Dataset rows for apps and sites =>
- Opening Delimiter -

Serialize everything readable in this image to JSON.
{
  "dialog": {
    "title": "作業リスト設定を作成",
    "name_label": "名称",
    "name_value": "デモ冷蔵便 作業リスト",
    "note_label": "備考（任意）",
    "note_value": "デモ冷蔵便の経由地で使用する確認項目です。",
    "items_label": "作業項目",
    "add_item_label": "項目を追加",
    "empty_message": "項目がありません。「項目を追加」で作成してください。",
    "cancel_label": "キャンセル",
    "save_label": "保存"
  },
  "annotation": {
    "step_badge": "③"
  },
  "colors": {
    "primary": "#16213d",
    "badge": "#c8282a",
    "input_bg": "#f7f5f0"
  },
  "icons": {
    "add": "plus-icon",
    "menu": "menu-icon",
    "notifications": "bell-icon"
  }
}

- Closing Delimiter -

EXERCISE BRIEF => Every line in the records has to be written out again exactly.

YOUR SOLUTION =>
Serialize everything readable in this image to JSON.
{
  "dialog": {
    "title": "作業リスト設定を作成",
    "name_label": "名称",
    "name_value": "デモ冷蔵便 作業リスト",
    "note_label": "備考（任意）",
    "note_value": "デモ冷蔵便の経由地で使用する確認項目です。",
    "items_label": "作業項目",
    "add_item_label": "項目を追加",
    "empty_message": "項目がありません。「項目を追加」で作成してください。",
    "cancel_label": "キャンセル",
    "save_label": "保存"
  },
  "annotation": {
    "step_badge": "③"
  },
  "colors": {
    "primary": "#16213d",
    "badge": "#c8282a",
    "input_bg": "#f7f5f0"
  },
  "icons": {
    "add": "plus-icon",
    "menu": "menu-icon",
    "notifications": "bell-icon"
  }
}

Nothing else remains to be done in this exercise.